• [WORK REQUIRED]: Each line of the records containing "this" is to be copied out and returned.

• [Dataset entries]:

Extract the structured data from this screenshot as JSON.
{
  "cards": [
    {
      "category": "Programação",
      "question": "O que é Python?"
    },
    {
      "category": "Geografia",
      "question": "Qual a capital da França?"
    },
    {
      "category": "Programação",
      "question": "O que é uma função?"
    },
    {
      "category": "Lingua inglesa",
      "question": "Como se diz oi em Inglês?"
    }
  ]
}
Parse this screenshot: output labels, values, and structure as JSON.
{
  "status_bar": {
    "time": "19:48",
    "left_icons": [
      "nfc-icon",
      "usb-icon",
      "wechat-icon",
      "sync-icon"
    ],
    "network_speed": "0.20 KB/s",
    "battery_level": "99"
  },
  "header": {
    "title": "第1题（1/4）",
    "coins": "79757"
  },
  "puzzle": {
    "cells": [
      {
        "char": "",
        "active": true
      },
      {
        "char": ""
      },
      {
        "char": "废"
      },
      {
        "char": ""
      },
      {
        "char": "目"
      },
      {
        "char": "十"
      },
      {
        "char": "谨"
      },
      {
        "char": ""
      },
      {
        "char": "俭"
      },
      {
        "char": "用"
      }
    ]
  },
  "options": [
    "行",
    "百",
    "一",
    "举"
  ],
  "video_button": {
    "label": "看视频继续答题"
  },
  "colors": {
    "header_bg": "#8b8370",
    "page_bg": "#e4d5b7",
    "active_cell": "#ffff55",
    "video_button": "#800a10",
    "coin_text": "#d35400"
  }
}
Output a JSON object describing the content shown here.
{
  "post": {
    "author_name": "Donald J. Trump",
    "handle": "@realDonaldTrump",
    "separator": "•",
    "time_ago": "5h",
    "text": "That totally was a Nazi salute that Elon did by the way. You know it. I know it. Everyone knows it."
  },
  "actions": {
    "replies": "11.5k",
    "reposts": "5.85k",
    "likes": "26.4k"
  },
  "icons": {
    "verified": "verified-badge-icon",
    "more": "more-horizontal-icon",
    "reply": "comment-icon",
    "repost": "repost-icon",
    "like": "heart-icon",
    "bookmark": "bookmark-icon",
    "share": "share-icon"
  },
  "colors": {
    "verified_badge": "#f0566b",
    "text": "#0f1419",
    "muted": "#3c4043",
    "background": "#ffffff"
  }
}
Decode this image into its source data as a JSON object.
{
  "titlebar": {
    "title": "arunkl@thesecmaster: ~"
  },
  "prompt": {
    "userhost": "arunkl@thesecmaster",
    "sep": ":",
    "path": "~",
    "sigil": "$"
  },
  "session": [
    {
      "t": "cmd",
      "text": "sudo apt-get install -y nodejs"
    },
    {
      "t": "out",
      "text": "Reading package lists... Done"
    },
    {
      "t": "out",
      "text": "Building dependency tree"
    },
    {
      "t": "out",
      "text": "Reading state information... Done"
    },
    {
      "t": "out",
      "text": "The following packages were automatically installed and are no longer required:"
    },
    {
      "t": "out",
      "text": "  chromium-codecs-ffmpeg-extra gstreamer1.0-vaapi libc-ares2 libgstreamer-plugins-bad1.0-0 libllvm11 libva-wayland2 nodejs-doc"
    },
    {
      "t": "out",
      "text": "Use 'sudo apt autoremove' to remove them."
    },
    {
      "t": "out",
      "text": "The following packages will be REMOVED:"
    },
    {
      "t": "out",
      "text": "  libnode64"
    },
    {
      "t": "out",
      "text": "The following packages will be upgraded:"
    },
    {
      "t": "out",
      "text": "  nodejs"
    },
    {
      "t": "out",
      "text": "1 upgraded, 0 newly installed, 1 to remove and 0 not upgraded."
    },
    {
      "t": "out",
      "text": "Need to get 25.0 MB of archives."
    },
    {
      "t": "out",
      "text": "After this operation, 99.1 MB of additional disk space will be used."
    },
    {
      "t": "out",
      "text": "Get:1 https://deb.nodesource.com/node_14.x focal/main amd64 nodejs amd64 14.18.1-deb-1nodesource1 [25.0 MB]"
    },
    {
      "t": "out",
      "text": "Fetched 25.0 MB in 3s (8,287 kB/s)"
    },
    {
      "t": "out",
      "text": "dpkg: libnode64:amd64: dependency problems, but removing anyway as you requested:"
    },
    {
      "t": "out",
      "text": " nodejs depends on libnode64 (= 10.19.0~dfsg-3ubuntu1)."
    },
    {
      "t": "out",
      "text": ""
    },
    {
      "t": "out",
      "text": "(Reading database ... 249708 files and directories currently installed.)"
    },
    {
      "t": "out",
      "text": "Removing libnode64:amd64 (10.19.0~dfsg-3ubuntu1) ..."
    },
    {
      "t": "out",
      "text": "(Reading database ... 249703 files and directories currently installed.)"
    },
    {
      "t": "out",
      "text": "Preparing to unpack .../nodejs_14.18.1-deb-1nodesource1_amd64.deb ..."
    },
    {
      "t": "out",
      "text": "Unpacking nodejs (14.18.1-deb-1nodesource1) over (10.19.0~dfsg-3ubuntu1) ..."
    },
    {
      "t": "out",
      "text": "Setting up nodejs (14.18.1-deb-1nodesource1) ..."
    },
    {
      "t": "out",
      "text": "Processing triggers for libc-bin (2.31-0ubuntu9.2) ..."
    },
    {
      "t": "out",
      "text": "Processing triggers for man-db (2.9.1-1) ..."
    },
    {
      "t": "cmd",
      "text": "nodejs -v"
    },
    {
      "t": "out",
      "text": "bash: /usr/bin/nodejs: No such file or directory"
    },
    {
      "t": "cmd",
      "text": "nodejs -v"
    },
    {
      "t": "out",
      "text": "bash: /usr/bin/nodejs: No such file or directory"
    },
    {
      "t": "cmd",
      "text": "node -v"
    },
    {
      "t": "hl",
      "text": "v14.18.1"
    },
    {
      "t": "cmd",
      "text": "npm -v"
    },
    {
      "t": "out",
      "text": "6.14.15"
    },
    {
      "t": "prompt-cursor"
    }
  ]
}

• [SOLUTION]:
Extract the structured data from this screenshot as JSON.
Parse this screenshot: output labels, values, and structure as JSON.
Decode this image into its source data as a JSON object.
      "text": "After this operation, 99.1 MB of additional disk space will be used."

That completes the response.